Within the Lower 48 states, November 2017 production reached a record high in Texas at 3.89 million b/d, followed by North Dakota at 1.18 million b/d. Production in the Federal Gulf of Mexico reached 1.67 million b/d, up 14% from the October 2017 level as the region recovered from Hurricane Nate.
by A. Watts, March 8, 2018 in WUWT
From the “Snowfalls are now just a thing of the past” by climate scientist Dr. David Vinerdepartment comes this news from NOAA/NWS:
With 156 inches between December 2017 and February 2018, Erie, Pennsylvania, set a new record for most winter snowfall (…)
by J. Worland, March 6, 2018 in Time
The widespread adoption of fracking in the U.S. opened billions of barrels of oil and trillions of cubic feet of natural gas to production and transformed the global energy sector in a matter of a few years. Now, a leading global energy agency says U.S. natural gas is about to do it again.
The International Energy Agency (IEA) said in a new forecast this week that growth in U.S. oil production will cover 80% of new global demand for oil in the next three years. U.S. oil production is expected to increase nearly 30% to 17 million barrels a day by 2023 with much of that growth coming from oil produced through fracking in West Texas.
by R. Heinberg, March 6, 2018 in Resilience.org
Well, I’m amazed and impressed. Tight oil production has pushed total United States petroleum output to more than 10 million barrels a day, a rate last seen almost a half-century ago. It’s a new U.S. record. Fifteen years ago I was traveling the world with a Powerpoint presentation featuring a graph of U.S. oil production history. That graph showed a clear peak in 1970 and a long bumpy decline thereafter. (…)
by Ph. Klotzbach et al., February 2018 in Amer.Met.Society
.pdf (56 pages)
Continental United States (CONUS) hurricane-related inflation-adjusted damage has increased significantly since 1900. However, since 1900 neither observed CONUS landfalling hurricane frequency nor intensity show significant trends, including the devastating 2017 season.
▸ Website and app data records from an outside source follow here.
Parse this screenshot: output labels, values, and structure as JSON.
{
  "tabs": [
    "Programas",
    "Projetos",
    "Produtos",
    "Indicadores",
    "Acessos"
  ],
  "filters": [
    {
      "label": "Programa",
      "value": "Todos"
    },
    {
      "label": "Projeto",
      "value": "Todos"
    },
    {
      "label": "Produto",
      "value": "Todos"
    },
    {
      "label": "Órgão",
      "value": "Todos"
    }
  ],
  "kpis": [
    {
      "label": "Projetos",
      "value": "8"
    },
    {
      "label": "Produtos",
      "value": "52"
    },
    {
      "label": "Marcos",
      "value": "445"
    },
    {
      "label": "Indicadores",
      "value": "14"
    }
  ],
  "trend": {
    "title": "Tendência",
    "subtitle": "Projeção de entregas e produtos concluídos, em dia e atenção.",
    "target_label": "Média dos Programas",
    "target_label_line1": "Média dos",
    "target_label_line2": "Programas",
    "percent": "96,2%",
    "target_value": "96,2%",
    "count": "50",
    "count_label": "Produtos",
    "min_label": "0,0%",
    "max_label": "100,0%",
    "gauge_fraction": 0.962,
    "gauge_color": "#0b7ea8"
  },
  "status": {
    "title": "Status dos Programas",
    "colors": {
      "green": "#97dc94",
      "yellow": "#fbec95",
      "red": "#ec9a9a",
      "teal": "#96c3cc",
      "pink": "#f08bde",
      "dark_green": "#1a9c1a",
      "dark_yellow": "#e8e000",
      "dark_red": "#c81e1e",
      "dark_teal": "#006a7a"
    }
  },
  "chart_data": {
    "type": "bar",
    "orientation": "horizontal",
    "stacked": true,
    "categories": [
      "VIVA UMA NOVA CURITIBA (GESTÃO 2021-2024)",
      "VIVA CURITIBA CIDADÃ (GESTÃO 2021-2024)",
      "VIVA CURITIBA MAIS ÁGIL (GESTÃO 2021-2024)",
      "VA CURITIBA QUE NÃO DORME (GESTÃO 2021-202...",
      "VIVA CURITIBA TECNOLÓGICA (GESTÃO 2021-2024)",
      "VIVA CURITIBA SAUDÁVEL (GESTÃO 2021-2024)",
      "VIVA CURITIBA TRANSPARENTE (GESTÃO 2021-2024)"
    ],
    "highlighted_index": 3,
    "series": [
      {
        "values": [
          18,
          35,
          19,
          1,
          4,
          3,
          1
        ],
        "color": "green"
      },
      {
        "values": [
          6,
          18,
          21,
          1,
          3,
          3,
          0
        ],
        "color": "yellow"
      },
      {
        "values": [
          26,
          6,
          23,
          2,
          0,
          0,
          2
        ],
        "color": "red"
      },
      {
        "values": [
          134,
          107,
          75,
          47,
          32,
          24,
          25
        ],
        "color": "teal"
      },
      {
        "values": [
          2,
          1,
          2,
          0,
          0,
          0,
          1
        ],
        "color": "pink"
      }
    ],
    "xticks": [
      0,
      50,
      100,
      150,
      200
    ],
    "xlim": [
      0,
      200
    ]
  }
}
Two large-scale climate modes that have been noted in prior research to significantly impact CONUS landfalling hurricane activity are El Niño-Southern Oscillation on interannual timescales and the Atlantic Multi-decadal Oscillation on multi-decadal timescales. La Niña seasons tend to be characterized by more CONUS hurricane landfalls than do El Niño seasons, and positive Atlantic Multi-decadal Oscillation phases tend to have more CONUS hurricane landfalls than do negative phases.
by K. Richard, February 19, 2018 in NoTricksZone
The Warming ‘Hole’ Myth
Non-Warming Regions Are More Rule Than Exception
Earlier this month, the authors of a new paper (Partridge et al., 2018) published in Geophysical Research Letters promulgated the term “warming hole” to describe the cooling temperatures gripping most of the Eastern half of the United States from the late 1950s through 2015
by Eck, February 15, 2018 in K. Richard NoTricksZone
A new scientific study says surface temperatures in the Northeastern U.S. (Appalachian Mountains) have undergone a significant long-term cooling trend since the early 20th century, complicating the detection of a clear anthropogenic global warming (AGW) signal for the region.
According to Eck (2018), the two coldest Appalachian winters since 1910 were recorded in recent years (2009-’10 and 2010-’11), and 9 of the 10 warmest winters occurred prior to 1960.
In the early 1930s, Appalachian winters were 4.7°C warmer than they have been during the last 30 years (1987-2017).